▶ _What you will do_: Lines of the material that include the word "html" are to be counted; only their number should be given.

▶ _Data supplied_:
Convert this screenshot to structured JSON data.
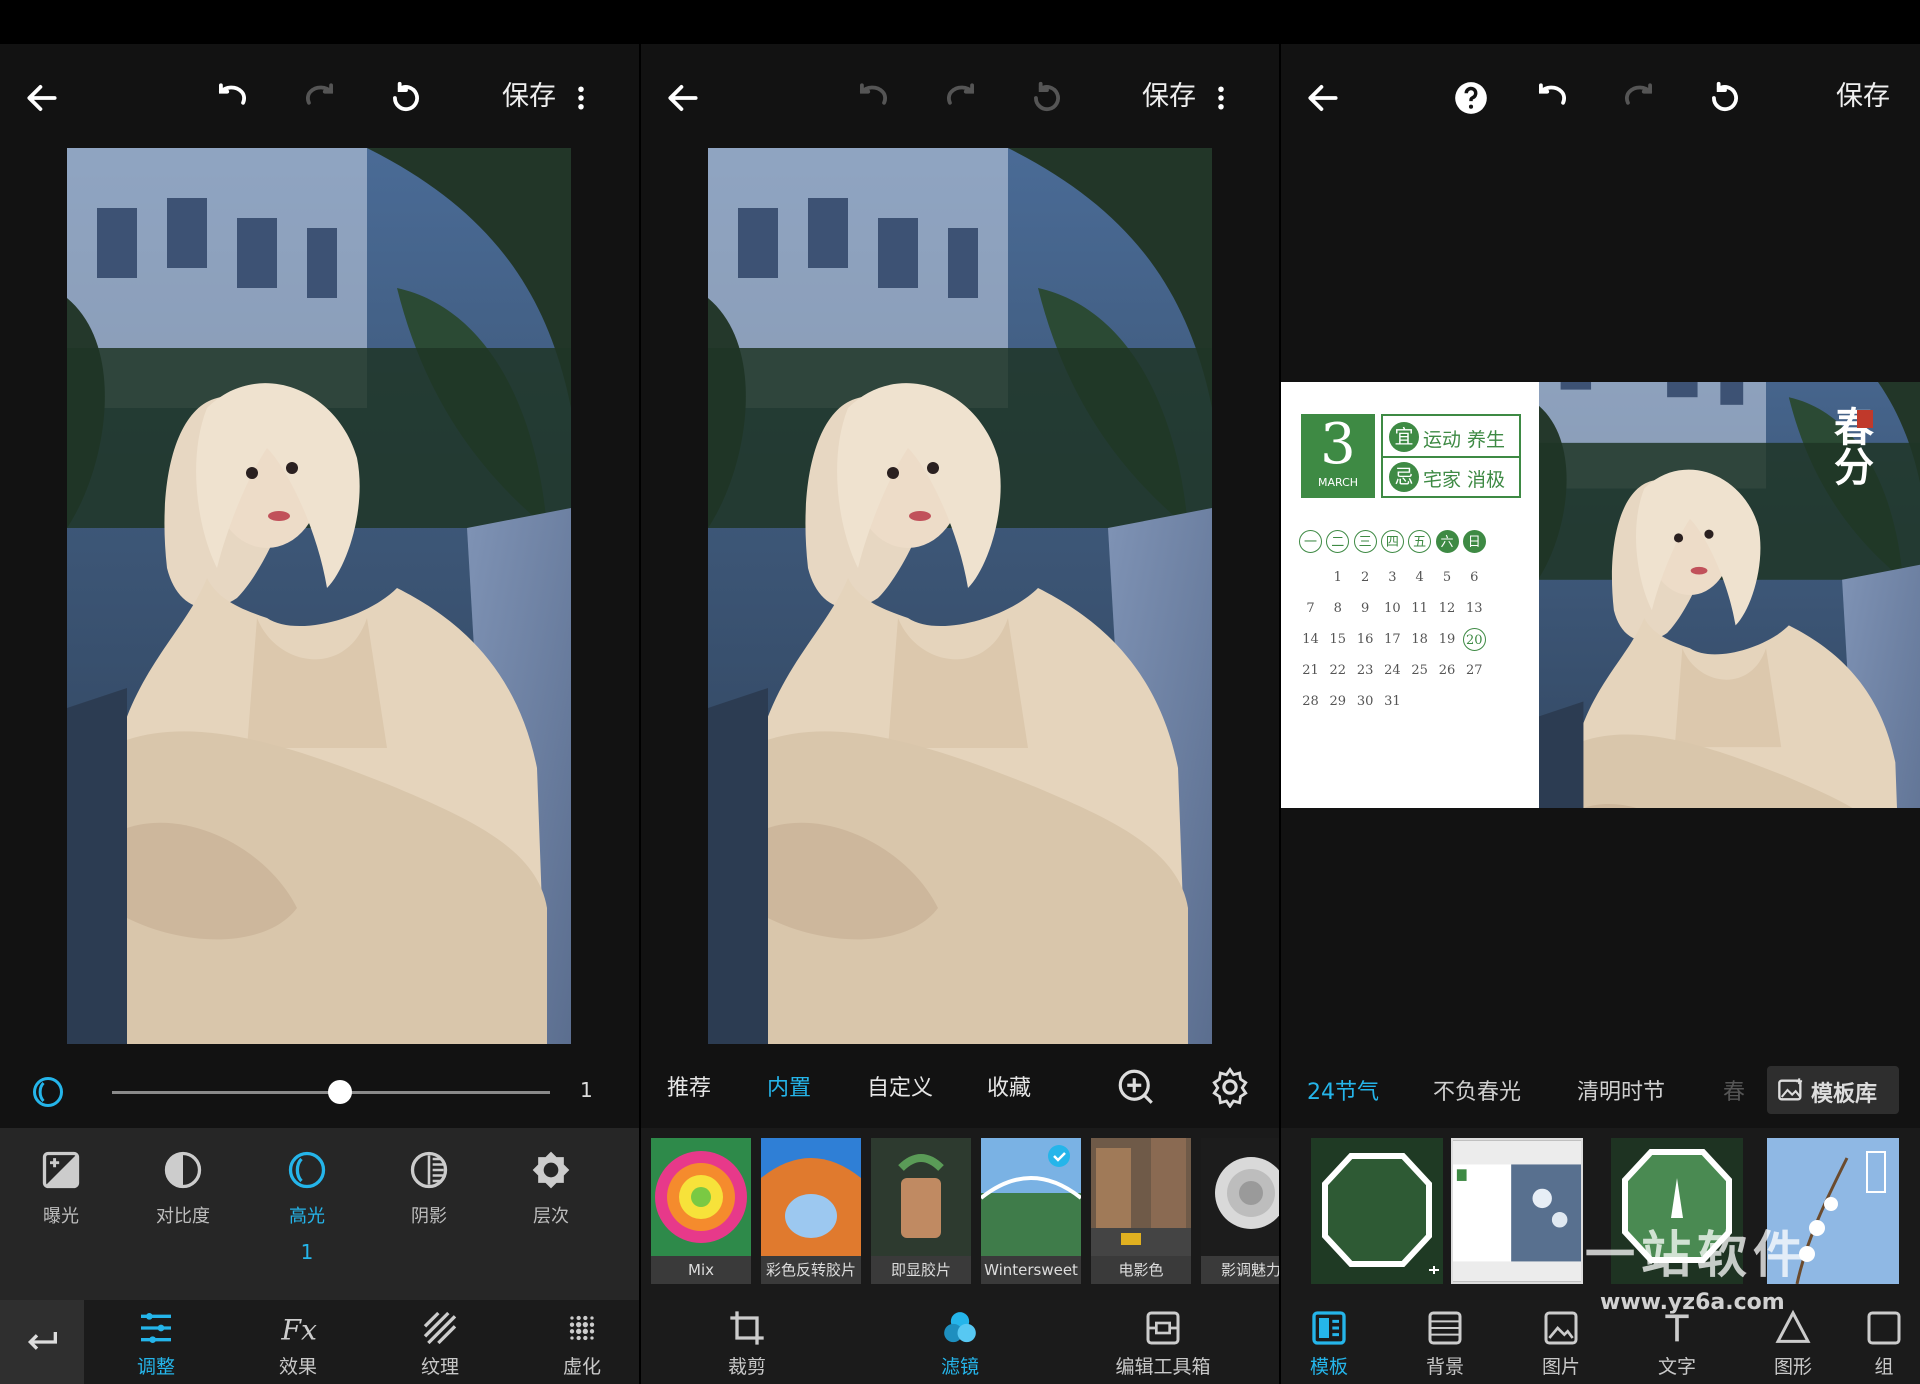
{
  "colors": {
    "accent": "#25b5ea",
    "background": "#121212",
    "toolbar": "#262626",
    "template_green": "#3e8a44"
  },
  "panel1": {
    "save_label": "保存",
    "slider_value": "1",
    "slider_level": 0.52,
    "tools": [
      {
        "label": "曝光",
        "icon": "exposure-icon"
      },
      {
        "label": "对比度",
        "icon": "contrast-icon"
      },
      {
        "label": "高光",
        "icon": "highlight-icon",
        "active": true
      },
      {
        "label": "阴影",
        "icon": "shadow-icon"
      },
      {
        "label": "层次",
        "icon": "structure-icon"
      }
    ],
    "active_tool_value": "1",
    "nav": [
      {
        "label": "调整",
        "icon": "adjust-icon",
        "active": true
      },
      {
        "label": "效果",
        "icon": "fx-icon"
      },
      {
        "label": "纹理",
        "icon": "texture-icon"
      },
      {
        "label": "虚化",
        "icon": "blur-icon"
      }
    ]
  },
  "panel2": {
    "save_label": "保存",
    "tabs": [
      "推荐",
      "内置",
      "自定义",
      "收藏"
    ],
    "active_tab": "内置",
    "filters": [
      "Mix",
      "彩色反转胶片",
      "即显胶片",
      "Wintersweet",
      "电影色",
      "影调魅力"
    ],
    "nav": [
      {
        "label": "裁剪",
        "icon": "crop-icon"
      },
      {
        "label": "滤镜",
        "icon": "filter-icon",
        "active": true
      },
      {
        "label": "编辑工具箱",
        "icon": "toolbox-icon"
      }
    ]
  },
  "panel3": {
    "save_label": "保存",
    "calendar": {
      "month_number": "3",
      "month_name": "MARCH",
      "yi_label": "宜",
      "yi_text": "运动 养生",
      "ji_label": "忌",
      "ji_text": "宅家 消极",
      "weekdays": [
        "一",
        "二",
        "三",
        "四",
        "五",
        "六",
        "日"
      ],
      "rows": [
        [
          "",
          "1",
          "2",
          "3",
          "4",
          "5",
          "6"
        ],
        [
          "7",
          "8",
          "9",
          "10",
          "11",
          "12",
          "13"
        ],
        [
          "14",
          "15",
          "16",
          "17",
          "18",
          "19",
          "20"
        ],
        [
          "21",
          "22",
          "23",
          "24",
          "25",
          "26",
          "27"
        ],
        [
          "28",
          "29",
          "30",
          "31",
          "",
          "",
          ""
        ]
      ],
      "highlight_day": "20",
      "title_calligraphy": "春分"
    },
    "categories": [
      "24节气",
      "不负春光",
      "清明时节",
      "春"
    ],
    "active_category": "24节气",
    "library_button": "模板库",
    "nav": [
      {
        "label": "模板",
        "icon": "template-icon",
        "active": true
      },
      {
        "label": "背景",
        "icon": "background-icon"
      },
      {
        "label": "图片",
        "icon": "image-icon"
      },
      {
        "label": "文字",
        "icon": "text-icon"
      },
      {
        "label": "图形",
        "icon": "shape-icon"
      },
      {
        "label": "组",
        "icon": "group-icon"
      }
    ]
  },
  "watermark": {
    "title": "一站软件",
    "url": "www.yz6a.com"
  }
}
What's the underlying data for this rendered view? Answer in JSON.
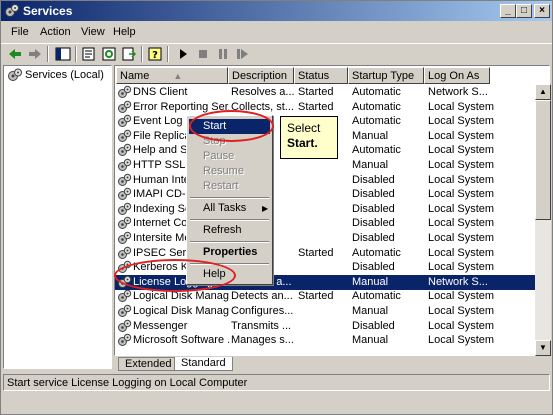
{
  "window": {
    "title": "Services"
  },
  "title_buttons": {
    "minimize": "_",
    "maximize": "□",
    "close": "×"
  },
  "menu": [
    "File",
    "Action",
    "View",
    "Help"
  ],
  "tree": {
    "root": "Services (Local)"
  },
  "columns": [
    "Name",
    "Description",
    "Status",
    "Startup Type",
    "Log On As"
  ],
  "services": [
    {
      "name": "DNS Client",
      "desc": "Resolves a...",
      "status": "Started",
      "startup": "Automatic",
      "logon": "Network S..."
    },
    {
      "name": "Error Reporting Ser...",
      "desc": "Collects, st...",
      "status": "Started",
      "startup": "Automatic",
      "logon": "Local System"
    },
    {
      "name": "Event Log",
      "desc": "",
      "status": "",
      "startup": "Automatic",
      "logon": "Local System"
    },
    {
      "name": "File Replicati",
      "desc": "",
      "status": "",
      "startup": "Manual",
      "logon": "Local System"
    },
    {
      "name": "Help and Sup",
      "desc": "",
      "status": "",
      "startup": "Automatic",
      "logon": "Local System"
    },
    {
      "name": "HTTP SSL",
      "desc": "",
      "status": "",
      "startup": "Manual",
      "logon": "Local System"
    },
    {
      "name": "Human Interf",
      "desc": "",
      "status": "",
      "startup": "Disabled",
      "logon": "Local System"
    },
    {
      "name": "IMAPI CD-Bu",
      "desc": "",
      "status": "",
      "startup": "Disabled",
      "logon": "Local System"
    },
    {
      "name": "Indexing Serv",
      "desc": "",
      "status": "",
      "startup": "Disabled",
      "logon": "Local System"
    },
    {
      "name": "Internet Con",
      "desc": "",
      "status": "",
      "startup": "Disabled",
      "logon": "Local System"
    },
    {
      "name": "Intersite Mes",
      "desc": "",
      "status": "",
      "startup": "Disabled",
      "logon": "Local System"
    },
    {
      "name": "IPSEC Servic",
      "desc": "",
      "status": "Started",
      "startup": "Automatic",
      "logon": "Local System"
    },
    {
      "name": "Kerberos Key",
      "desc": "...",
      "status": "",
      "startup": "Disabled",
      "logon": "Local System"
    },
    {
      "name": "License Logging",
      "desc": "Monitors a...",
      "status": "",
      "startup": "Manual",
      "logon": "Network S..."
    },
    {
      "name": "Logical Disk Manager",
      "desc": "Detects an...",
      "status": "Started",
      "startup": "Automatic",
      "logon": "Local System"
    },
    {
      "name": "Logical Disk Manage...",
      "desc": "Configures...",
      "status": "",
      "startup": "Manual",
      "logon": "Local System"
    },
    {
      "name": "Messenger",
      "desc": "Transmits ...",
      "status": "",
      "startup": "Disabled",
      "logon": "Local System"
    },
    {
      "name": "Microsoft Software ...",
      "desc": "Manages s...",
      "status": "",
      "startup": "Manual",
      "logon": "Local System"
    }
  ],
  "context_menu": {
    "start": "Start",
    "stop": "Stop",
    "pause": "Pause",
    "resume": "Resume",
    "restart": "Restart",
    "all_tasks": "All Tasks",
    "refresh": "Refresh",
    "properties": "Properties",
    "help": "Help"
  },
  "callout": {
    "line1": "Select",
    "line2": "Start."
  },
  "tabs": [
    "Extended",
    "Standard"
  ],
  "status": "Start service License Logging on Local Computer",
  "colors": {
    "selection": "#0a246a",
    "callout_bg": "#ffffcc",
    "highlight_ring": "#e02020"
  }
}
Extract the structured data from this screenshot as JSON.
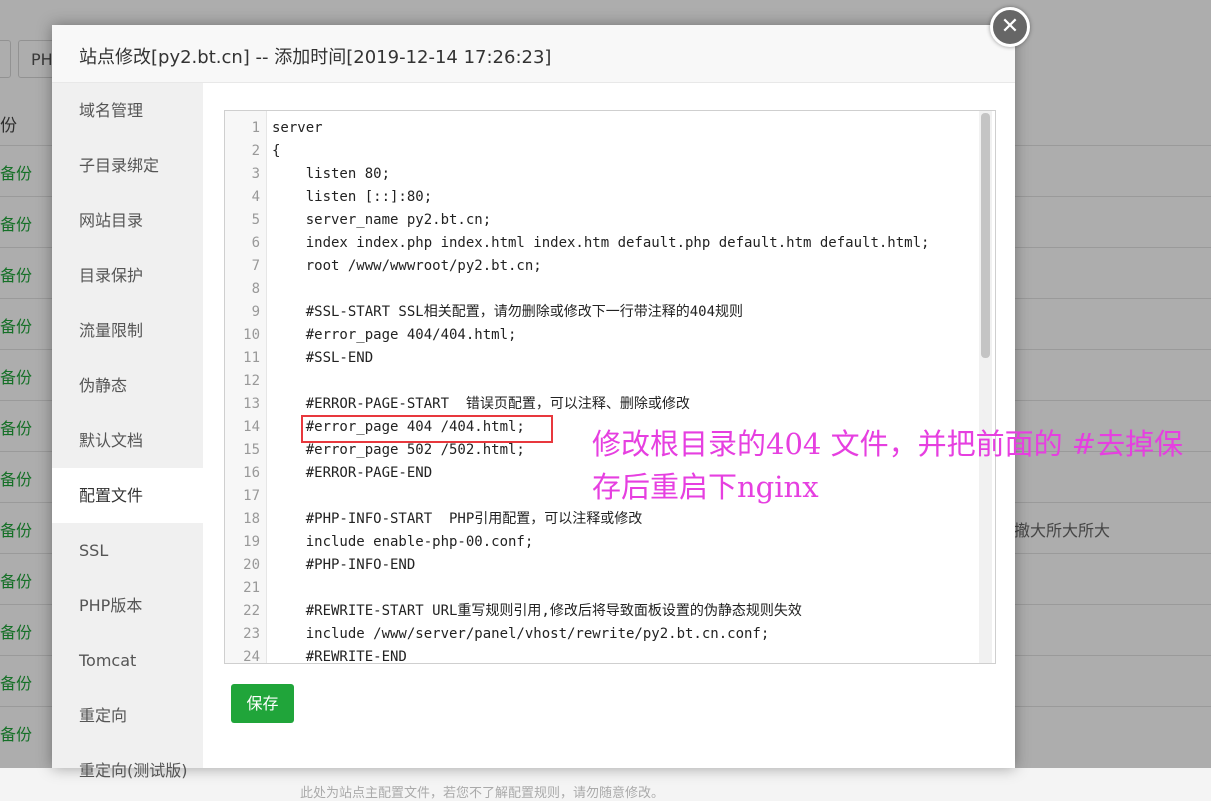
{
  "background": {
    "buttons": [
      "",
      "PH"
    ],
    "column_header": "份",
    "row_action": "备份",
    "row_count": 12,
    "right_text": "撤大所大所大"
  },
  "modal": {
    "title": "站点修改[py2.bt.cn] -- 添加时间[2019-12-14 17:26:23]",
    "close_label": "✕",
    "sidebar": [
      {
        "label": "域名管理"
      },
      {
        "label": "子目录绑定"
      },
      {
        "label": "网站目录"
      },
      {
        "label": "目录保护"
      },
      {
        "label": "流量限制"
      },
      {
        "label": "伪静态"
      },
      {
        "label": "默认文档"
      },
      {
        "label": "配置文件",
        "active": true
      },
      {
        "label": "SSL"
      },
      {
        "label": "PHP版本"
      },
      {
        "label": "Tomcat"
      },
      {
        "label": "重定向"
      },
      {
        "label": "重定向(测试版)"
      }
    ],
    "save_label": "保存",
    "footer_text": "此处为站点主配置文件，若您不了解配置规则，请勿随意修改。"
  },
  "editor": {
    "lines": [
      "server",
      "{",
      "    listen 80;",
      "    listen [::]:80;",
      "    server_name py2.bt.cn;",
      "    index index.php index.html index.htm default.php default.htm default.html;",
      "    root /www/wwwroot/py2.bt.cn;",
      "",
      "    #SSL-START SSL相关配置，请勿删除或修改下一行带注释的404规则",
      "    #error_page 404/404.html;",
      "    #SSL-END",
      "",
      "    #ERROR-PAGE-START  错误页配置，可以注释、删除或修改",
      "    #error_page 404 /404.html;",
      "    #error_page 502 /502.html;",
      "    #ERROR-PAGE-END",
      "",
      "    #PHP-INFO-START  PHP引用配置，可以注释或修改",
      "    include enable-php-00.conf;",
      "    #PHP-INFO-END",
      "",
      "    #REWRITE-START URL重写规则引用,修改后将导致面板设置的伪静态规则失效",
      "    include /www/server/panel/vhost/rewrite/py2.bt.cn.conf;",
      "    #REWRITE-END"
    ],
    "highlighted_line": 14,
    "annotation": "修改根目录的404 文件，并把前面的 #去掉保存后重启下nginx",
    "annotation_color": "#e63fe0",
    "highlight_color": "#e8383d",
    "accent_color": "#20a53a"
  }
}
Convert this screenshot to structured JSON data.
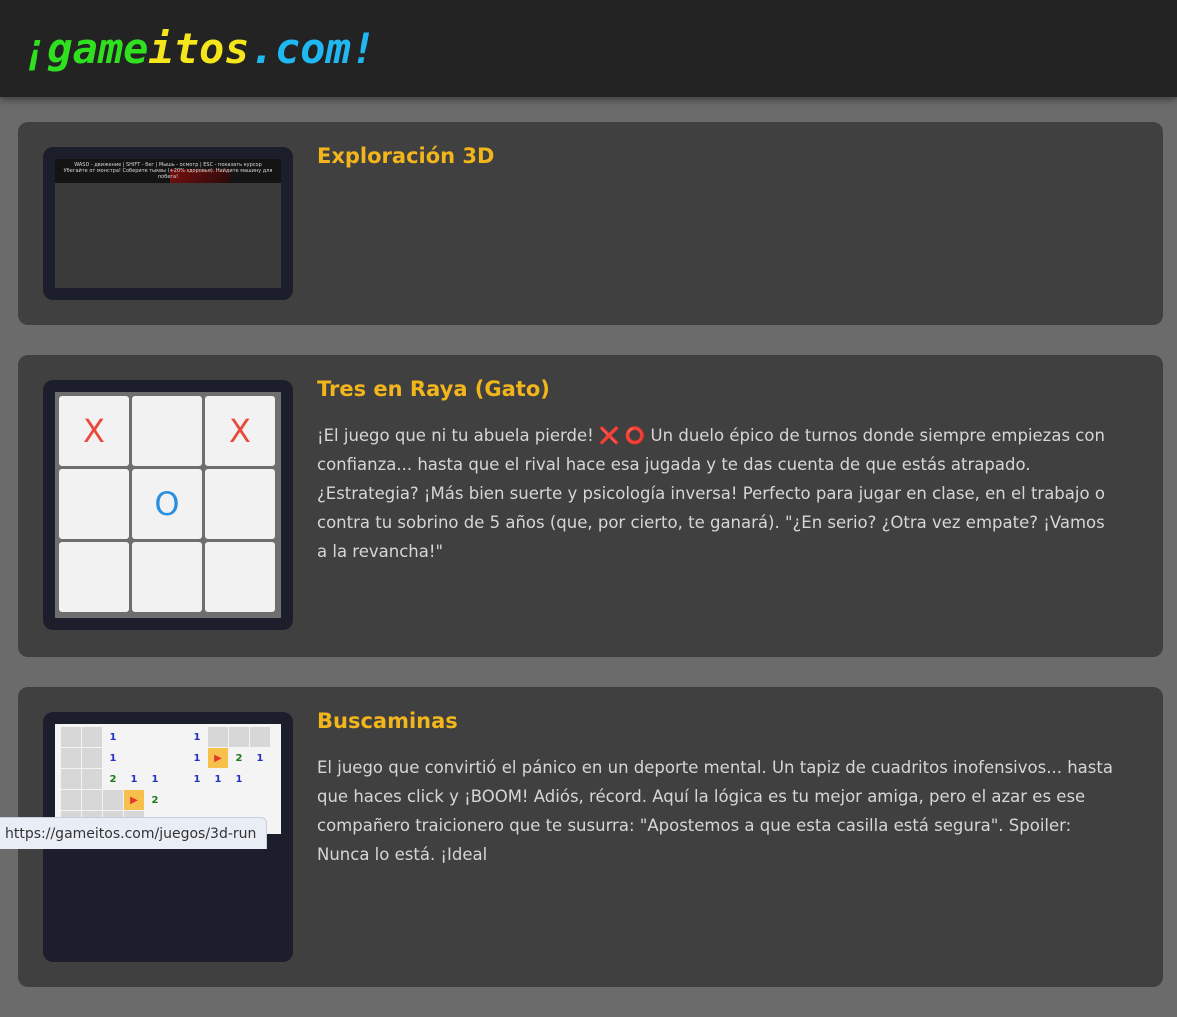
{
  "site": {
    "logo_part1": "¡game",
    "logo_part2": "itos",
    "logo_part3": ".com!"
  },
  "games": [
    {
      "title": "Exploración 3D",
      "thumb_line1": "WASD - движение | SHIFT - бег | Мышь - осмотр | ESC - показать курсор",
      "thumb_line2": "Убегайте от монстра! Соберите тыквы (+20% здоровья). Найдите машину для побега!"
    },
    {
      "title": "Tres en Raya (Gato)",
      "description": "¡El juego que ni tu abuela pierde! ❌ ⭕ Un duelo épico de turnos donde siempre empiezas con confianza... hasta que el rival hace esa jugada y te das cuenta de que estás atrapado. ¿Estrategia? ¡Más bien suerte y psicología inversa! Perfecto para jugar en clase, en el trabajo o contra tu sobrino de 5 años (que, por cierto, te ganará). \"¿En serio? ¿Otra vez empate? ¡Vamos a la revancha!\"",
      "board": [
        "X",
        "",
        "X",
        "",
        "O",
        "",
        "",
        "",
        ""
      ]
    },
    {
      "title": "Buscaminas",
      "description": "El juego que convirtió el pánico en un deporte mental. Un tapiz de cuadritos inofensivos... hasta que haces click y ¡BOOM! Adiós, récord. Aquí la lógica es tu mejor amiga, pero el azar es ese compañero traicionero que te susurra: \"Apostemos a que esta casilla está segura\". Spoiler: Nunca lo está. ¡Ideal",
      "grid": [
        [
          "h",
          "h",
          "1",
          "r",
          "r",
          "r",
          "1",
          "h",
          "h",
          "h"
        ],
        [
          "h",
          "h",
          "1",
          "r",
          "r",
          "r",
          "1",
          "f",
          "2",
          "1"
        ],
        [
          "h",
          "h",
          "2",
          "1",
          "1",
          "r",
          "1",
          "1",
          "1",
          "r"
        ],
        [
          "h",
          "h",
          "h",
          "f",
          "2",
          "r",
          "r",
          "r",
          "r",
          "r"
        ],
        [
          "h",
          "h",
          "h",
          "h",
          "r",
          "r",
          "r",
          "r",
          "r",
          "r"
        ]
      ]
    }
  ],
  "status_url": "https://gameitos.com/juegos/3d-run"
}
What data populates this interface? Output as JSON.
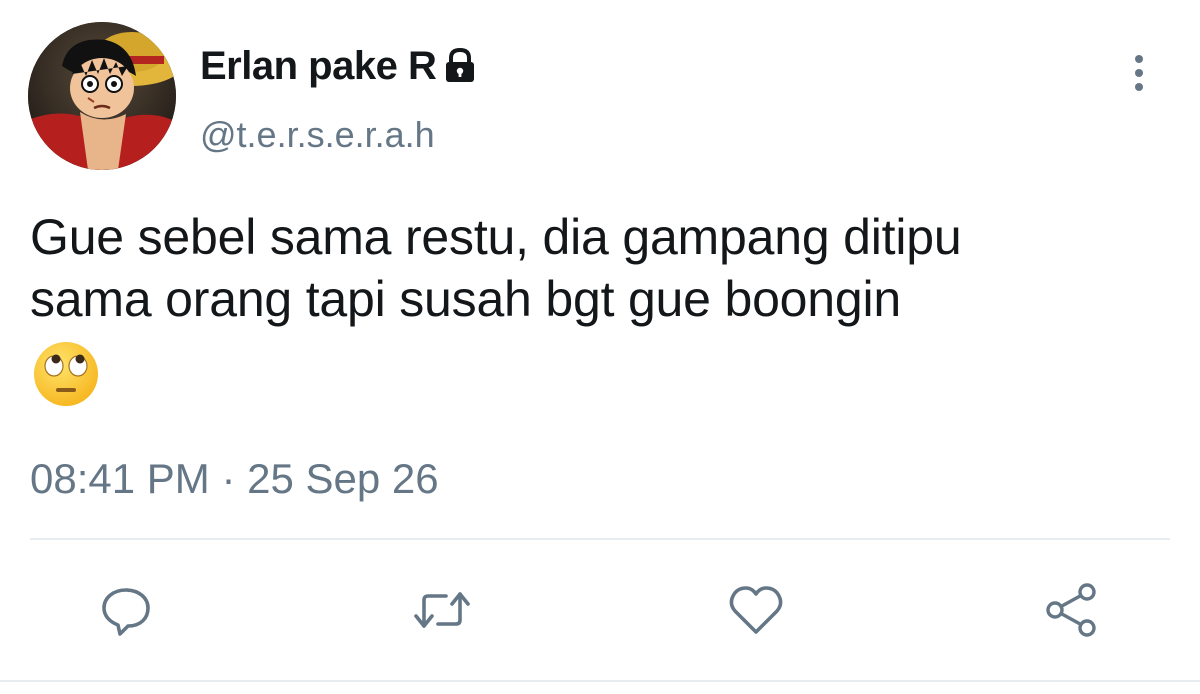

▶ _Answer_: 4